The convention will be filled with live tattooing and many artists will have walk-ups available. Live music and DJs will play throughout the day including; Charles Dexter Ward & The Imagineers and Special Brew. Also don’t miss the raffle to win artwork and many more fun surprises!

Confirmed artists:

HALES STREET STUDIOS Paddy O’RaffertyWarren PerryDan Jackson & Mitch Weaver

GRIZZLYS ART Dan Dygas

SEMPER TATTOO Joanne Baker

CIRCLE OF SWORDS Hanan Qattan

NEMESIS TATTOO STUDIO Ellis Arch

THE DRAWING ROOM Kerste Diston

REAL ART TATTOO Matt Barratt-Jones

BOLD AS BRASS TATTOO Nick Baldwin & Mark Walker

THE CHURCH TATTOO Hannah Wescott

QUEEN OF HEARTS Natalie OughtonJamie Radburn & Kate Stenner

MODERN BODY ART Ethan Jones

SACRED HEART TATTOOS Dave Carson

CREATIVE BODY ART Joanne Leslie & Holly Marie

RED TATTOO AND PIERCING Lucy O’Connell
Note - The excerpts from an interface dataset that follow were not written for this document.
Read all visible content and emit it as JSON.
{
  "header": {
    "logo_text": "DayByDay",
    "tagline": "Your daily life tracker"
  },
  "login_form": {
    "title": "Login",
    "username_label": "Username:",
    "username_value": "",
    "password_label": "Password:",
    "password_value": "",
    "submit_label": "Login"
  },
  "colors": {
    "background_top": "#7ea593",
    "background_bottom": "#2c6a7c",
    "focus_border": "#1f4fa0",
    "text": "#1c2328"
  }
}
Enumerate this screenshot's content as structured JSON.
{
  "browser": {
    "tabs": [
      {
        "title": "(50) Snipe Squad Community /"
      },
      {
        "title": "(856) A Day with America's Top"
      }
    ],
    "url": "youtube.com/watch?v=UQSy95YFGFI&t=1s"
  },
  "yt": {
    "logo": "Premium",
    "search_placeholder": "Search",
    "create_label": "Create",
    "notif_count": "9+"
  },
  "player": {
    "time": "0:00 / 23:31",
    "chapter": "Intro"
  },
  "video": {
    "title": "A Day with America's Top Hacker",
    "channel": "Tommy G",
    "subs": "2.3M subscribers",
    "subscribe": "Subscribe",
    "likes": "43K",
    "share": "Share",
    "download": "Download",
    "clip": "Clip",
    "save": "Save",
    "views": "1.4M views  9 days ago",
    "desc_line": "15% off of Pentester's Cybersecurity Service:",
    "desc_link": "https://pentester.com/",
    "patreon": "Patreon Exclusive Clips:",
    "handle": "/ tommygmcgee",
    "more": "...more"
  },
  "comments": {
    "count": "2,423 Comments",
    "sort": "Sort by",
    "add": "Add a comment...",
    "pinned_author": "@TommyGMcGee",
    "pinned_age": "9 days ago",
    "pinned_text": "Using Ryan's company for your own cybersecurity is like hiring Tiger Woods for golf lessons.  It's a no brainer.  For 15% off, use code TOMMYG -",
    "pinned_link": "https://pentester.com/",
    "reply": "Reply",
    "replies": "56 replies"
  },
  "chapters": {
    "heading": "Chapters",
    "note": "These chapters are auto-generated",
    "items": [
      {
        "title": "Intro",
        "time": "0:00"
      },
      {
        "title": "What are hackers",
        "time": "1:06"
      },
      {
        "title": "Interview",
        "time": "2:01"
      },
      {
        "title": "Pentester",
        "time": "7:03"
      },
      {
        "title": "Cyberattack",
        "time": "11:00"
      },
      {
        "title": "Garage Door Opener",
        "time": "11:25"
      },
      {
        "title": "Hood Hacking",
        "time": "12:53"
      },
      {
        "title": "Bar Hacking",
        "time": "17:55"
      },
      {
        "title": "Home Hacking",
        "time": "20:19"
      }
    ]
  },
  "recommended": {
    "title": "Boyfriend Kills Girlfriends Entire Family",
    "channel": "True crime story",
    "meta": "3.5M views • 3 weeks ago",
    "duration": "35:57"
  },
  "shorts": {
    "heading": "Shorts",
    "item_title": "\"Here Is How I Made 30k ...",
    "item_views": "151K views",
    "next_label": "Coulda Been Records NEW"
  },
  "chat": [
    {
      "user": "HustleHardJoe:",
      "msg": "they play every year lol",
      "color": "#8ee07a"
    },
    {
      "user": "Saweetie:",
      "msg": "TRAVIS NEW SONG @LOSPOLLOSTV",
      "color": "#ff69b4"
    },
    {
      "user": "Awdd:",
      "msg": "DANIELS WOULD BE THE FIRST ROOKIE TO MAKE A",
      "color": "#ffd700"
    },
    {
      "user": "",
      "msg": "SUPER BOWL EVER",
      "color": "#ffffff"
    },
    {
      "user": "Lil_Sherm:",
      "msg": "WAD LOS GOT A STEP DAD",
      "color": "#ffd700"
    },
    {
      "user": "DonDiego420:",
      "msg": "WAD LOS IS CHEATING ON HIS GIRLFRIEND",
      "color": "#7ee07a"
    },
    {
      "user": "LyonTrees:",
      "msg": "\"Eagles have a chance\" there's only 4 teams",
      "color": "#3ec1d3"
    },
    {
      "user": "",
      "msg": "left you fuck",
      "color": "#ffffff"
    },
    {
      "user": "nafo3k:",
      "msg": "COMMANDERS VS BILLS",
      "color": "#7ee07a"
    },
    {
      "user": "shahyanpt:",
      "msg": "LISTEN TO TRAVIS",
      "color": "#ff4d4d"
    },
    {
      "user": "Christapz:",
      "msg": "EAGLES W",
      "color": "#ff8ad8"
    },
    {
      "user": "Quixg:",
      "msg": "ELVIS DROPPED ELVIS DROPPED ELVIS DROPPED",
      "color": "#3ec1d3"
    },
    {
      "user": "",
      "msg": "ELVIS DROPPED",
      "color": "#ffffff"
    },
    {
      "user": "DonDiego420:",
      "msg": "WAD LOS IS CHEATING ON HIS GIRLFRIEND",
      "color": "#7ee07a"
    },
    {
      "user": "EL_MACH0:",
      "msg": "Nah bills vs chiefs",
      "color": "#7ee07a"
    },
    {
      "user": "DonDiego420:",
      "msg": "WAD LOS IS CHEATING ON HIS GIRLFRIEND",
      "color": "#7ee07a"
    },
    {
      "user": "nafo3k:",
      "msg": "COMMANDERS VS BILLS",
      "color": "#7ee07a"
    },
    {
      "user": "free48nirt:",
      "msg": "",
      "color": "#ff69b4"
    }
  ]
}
SECOND CITY TATTOO CLUB Isobel Stevenson Morton

INFINITE INK Donna Reid, James Aston Mewett & Mike Williams

MEN’S GROOMING COMPANY Barber’s Chair

100% of all money raised will be given to Mark’s Mother and Father